In the last piece I got to the point of having bought a fishtank. Bloody massive thing, weighing in at about 150kg when empty (it took four blokes to lift it out of the house in the end). Fill it with 120 gallons of water and that’s around half a ton – a serious structural challenge in the average house.
To recap, the project aims to build a good quality home for marine tropical fish and soft corals. It is to look professional, be as quiet as possible and no protruding wires or pipes.
I had to find a location that was strong enough to hold it without causing problems – so in a normal wood beamed house it had to be on the ground floor. It also had to be away from draughts, from busy traffic areas, out of the sun and away from radiators – and have plenty of electricity points. In the end I picked a north corner of the lounge, which had been set up by the previous owner as the TV/Hifi corner, so had four sockets. Each of these could then power a multiblock of four or more items, sited within the cabinet.
With the weight involved I was concerned about the floor, so took up the carpet and a couple of floorboards, setting up a couple of small towers of bricks to help support the key joists where the cabinet was going to sit – it is dry down there all through the year, so no worry about rising damp.
The aquarium needed a number of things done to it. I wanted to have the pipework and electricals hidden from view. It also had to be upgraded to cater for corals. To do this meant drilling a number of 2.5 inch diameter holes in the tank itself. For safety everything is duplicated in case something untoward happens or a pipe gets blocked. There is not a lot of room in the cabinet and it is rather flimsy – with some strengthening done by the previous owner. I had to find a way to place a myriad of equipment and pipework into the thing without taking out all the bulkheads or weakening it.
Once a plan had been worked out, the first challenge was firstly to remove some of the stuff the previous owner had used – a side tank and pipework (visible on the left hand side of the tank). This was fortunately only siliconed to the main tank, so easy to cut away. The other pipes into the base were similarly discarded.

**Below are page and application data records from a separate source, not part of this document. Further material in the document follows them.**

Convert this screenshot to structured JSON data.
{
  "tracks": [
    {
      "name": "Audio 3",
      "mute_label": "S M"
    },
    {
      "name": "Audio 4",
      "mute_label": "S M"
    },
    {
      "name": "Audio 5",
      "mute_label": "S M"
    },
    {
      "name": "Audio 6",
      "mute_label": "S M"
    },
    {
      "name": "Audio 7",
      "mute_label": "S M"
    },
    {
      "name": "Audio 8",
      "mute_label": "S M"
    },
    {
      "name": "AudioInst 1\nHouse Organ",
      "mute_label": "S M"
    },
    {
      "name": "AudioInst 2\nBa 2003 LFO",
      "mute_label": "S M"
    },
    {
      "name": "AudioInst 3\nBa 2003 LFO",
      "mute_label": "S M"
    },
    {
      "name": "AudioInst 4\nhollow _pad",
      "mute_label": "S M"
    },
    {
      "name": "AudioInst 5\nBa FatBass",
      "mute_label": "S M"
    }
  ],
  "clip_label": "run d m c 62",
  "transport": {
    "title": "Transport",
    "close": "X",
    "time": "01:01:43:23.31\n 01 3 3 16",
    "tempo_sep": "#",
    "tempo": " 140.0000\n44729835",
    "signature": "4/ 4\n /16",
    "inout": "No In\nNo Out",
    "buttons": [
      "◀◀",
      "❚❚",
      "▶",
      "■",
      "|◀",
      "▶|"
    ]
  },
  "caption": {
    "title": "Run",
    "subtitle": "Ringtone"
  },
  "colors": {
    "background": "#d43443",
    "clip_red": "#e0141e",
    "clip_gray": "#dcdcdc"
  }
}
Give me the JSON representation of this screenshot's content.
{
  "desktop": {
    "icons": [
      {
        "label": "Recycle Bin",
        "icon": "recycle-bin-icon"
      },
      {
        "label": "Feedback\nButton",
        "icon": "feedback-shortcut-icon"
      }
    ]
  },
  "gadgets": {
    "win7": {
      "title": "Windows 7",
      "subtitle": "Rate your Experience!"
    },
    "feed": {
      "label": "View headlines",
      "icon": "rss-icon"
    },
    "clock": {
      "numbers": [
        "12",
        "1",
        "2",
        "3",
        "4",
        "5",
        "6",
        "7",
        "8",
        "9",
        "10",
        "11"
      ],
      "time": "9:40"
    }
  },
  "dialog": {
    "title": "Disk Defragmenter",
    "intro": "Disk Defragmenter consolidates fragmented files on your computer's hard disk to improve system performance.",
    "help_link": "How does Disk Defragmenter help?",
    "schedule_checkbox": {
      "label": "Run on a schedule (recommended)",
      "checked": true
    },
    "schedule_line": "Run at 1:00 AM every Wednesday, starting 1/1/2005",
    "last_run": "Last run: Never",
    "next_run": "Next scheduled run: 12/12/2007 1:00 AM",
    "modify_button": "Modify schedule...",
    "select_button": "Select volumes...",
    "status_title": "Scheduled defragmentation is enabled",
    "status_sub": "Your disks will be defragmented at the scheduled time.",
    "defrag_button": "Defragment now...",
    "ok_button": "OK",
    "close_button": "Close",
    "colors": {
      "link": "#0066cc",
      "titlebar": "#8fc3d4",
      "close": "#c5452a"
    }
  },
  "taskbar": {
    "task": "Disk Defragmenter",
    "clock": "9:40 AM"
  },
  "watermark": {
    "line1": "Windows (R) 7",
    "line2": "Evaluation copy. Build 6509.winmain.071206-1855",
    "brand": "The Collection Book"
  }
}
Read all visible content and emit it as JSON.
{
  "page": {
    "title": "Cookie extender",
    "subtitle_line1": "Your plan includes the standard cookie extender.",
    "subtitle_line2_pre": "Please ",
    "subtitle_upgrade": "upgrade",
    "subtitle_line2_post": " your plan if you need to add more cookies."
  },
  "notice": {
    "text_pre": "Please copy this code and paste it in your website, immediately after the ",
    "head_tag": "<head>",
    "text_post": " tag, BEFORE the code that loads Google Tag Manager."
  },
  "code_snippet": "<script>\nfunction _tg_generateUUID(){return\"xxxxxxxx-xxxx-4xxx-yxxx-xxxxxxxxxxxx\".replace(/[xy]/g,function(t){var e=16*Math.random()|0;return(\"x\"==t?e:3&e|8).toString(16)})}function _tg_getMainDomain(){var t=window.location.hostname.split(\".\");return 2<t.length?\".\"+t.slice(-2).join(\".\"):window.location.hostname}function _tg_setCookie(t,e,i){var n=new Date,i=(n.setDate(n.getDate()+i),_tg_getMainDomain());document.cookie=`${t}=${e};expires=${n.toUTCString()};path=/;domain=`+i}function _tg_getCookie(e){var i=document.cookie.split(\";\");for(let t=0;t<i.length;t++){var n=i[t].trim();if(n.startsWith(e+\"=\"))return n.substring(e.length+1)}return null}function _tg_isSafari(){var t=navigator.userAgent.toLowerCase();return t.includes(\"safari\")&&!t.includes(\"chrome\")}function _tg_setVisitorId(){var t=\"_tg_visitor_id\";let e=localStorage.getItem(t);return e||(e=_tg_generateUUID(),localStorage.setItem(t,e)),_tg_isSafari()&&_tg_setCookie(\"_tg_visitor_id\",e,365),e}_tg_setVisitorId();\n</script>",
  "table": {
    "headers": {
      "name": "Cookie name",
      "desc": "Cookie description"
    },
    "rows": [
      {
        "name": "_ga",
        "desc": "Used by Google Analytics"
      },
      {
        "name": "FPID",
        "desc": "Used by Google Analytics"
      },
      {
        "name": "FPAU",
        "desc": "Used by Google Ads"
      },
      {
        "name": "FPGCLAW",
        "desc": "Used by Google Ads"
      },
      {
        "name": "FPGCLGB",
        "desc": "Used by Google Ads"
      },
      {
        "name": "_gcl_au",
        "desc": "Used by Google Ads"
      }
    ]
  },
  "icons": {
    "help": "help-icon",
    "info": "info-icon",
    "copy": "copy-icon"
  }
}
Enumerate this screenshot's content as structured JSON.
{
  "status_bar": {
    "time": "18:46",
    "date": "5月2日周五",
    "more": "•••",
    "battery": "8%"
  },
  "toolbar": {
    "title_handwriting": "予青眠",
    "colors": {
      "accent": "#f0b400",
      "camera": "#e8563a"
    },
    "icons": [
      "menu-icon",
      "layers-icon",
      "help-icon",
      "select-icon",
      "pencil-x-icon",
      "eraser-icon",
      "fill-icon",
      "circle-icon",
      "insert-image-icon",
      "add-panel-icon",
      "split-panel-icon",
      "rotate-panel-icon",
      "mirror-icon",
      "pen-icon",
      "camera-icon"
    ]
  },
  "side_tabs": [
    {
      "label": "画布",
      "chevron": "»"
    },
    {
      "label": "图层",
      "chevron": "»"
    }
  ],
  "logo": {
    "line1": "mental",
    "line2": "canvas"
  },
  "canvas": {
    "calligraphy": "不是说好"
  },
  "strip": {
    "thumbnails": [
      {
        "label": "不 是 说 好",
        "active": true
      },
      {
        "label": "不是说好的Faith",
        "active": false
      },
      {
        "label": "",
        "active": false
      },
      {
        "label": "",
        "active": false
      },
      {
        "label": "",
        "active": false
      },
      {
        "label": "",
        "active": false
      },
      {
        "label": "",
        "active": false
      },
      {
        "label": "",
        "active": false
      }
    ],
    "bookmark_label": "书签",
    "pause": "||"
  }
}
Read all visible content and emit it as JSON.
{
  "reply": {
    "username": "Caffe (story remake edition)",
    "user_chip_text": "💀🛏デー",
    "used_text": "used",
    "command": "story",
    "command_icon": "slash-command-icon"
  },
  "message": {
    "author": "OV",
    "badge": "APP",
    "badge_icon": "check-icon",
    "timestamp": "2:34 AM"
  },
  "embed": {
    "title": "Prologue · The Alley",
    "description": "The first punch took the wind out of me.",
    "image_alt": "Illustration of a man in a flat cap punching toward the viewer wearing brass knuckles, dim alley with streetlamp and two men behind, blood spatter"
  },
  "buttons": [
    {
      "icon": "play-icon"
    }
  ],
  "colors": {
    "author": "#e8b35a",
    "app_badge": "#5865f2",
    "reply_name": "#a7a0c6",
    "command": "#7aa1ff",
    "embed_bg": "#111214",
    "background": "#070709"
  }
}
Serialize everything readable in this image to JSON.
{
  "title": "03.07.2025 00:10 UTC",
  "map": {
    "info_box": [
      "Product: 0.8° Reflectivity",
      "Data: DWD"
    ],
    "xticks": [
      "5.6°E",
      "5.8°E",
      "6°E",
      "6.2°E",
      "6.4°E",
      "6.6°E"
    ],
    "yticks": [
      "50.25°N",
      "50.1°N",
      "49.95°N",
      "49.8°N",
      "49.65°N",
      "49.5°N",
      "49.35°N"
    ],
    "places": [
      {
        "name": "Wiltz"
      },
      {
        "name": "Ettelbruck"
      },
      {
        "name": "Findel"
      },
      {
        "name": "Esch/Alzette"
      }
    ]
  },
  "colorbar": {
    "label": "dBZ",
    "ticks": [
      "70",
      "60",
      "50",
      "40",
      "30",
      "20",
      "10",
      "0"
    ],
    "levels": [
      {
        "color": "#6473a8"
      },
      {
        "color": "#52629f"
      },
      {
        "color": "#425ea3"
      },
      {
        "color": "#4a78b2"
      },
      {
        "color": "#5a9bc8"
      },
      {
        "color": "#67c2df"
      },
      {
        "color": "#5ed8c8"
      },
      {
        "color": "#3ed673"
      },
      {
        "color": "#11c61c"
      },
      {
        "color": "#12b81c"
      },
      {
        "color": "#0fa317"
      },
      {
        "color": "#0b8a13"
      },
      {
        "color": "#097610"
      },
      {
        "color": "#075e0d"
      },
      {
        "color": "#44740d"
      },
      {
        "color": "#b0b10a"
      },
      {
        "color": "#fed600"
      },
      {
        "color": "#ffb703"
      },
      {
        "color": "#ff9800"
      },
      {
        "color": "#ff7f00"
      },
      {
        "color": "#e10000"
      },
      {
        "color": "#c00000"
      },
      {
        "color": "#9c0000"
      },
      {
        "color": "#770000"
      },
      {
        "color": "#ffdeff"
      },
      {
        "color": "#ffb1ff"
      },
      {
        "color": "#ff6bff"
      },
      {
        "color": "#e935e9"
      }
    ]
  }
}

The next tast is one I did not want to carry out on my own – drilling the holes needed for various pipework into the tank. It was made up of three pieces of glass, one curved piece for front and sides, one for the back, one for the base, and around 0.75cm thick. Any cracking when drilling and the whole thing would have to be thrown away. Better to get someone a bit more experienced at this than myself, so took the tank to a local dealer who cut the necessary holes – 9 of them in total!
I made the equivalent holes in the cabinet and fitted specially designed plastic fittings with thick rubber washers and silicone. The tank can then be placed upon the cabinet.
At this point I wanted to get all the different elements working and all pipework in place and fully tested to be leak free before moving it into the house. The pipes, valves and fittings had to be food grade plastic, each join carefully cut, chamfered and fitted with plastic cement to deal with the pressure and corrosive nature of salt water. No metal fittings could be used where there would be contact with the water to avoid corrosion and pollution. Where not in the water a universal clip can work fine.
Why so many? There are two systems in play, the second I’ll cover in the next episode, the first is:
Water movement – As this is a marine tank with corals, the water circulation needs to be hugely increased – as you are mimicking the sort of currents seen on a reef near the shore caused by waves – it has to be in constant turmoil. Whereas the previous tank had a few stirrers to move the water around say once an hour, this needed the water to be completely sloshed around 20 times an hour. To do this needed two exit points at the rear of the base of the tank, leading to a pump that could push 3000 litres per hour to four jets at the front base. The duplication of two intakes in case one gets blocked by some errant snail, starfish or other item, and it spreads out the outflow – 3000 litres per hour through one small pipe would suck out the water like a drain. The pump is connected to the rigid plastic piping by a short run of flexible pipe, to help reduce vibration and therefore noise. It is also mounted on a sheet of expanded polystyrene.
Each entry point to the tank has a shut off valve just in case, to allow pump cleaning and the jets could be increase or reduced in power to fit the nearby corals. This sort of setup is called a closed loop – it is all constantly full of water, with no opening to the air. Stopping the pump simply stops the circulation. Any leak could drain the entire tank onto the floor so the pipework has to be perfect. If a leak occurs on the pressured side, after the pump, it will drain the entire tank in a matter of three or four minutes! At this point the pump was placed in a gap at the left hand end of the cabinet.
Next time – the sump – its function, operation and why the water has to be so clean.
© Sweaty Dave 2018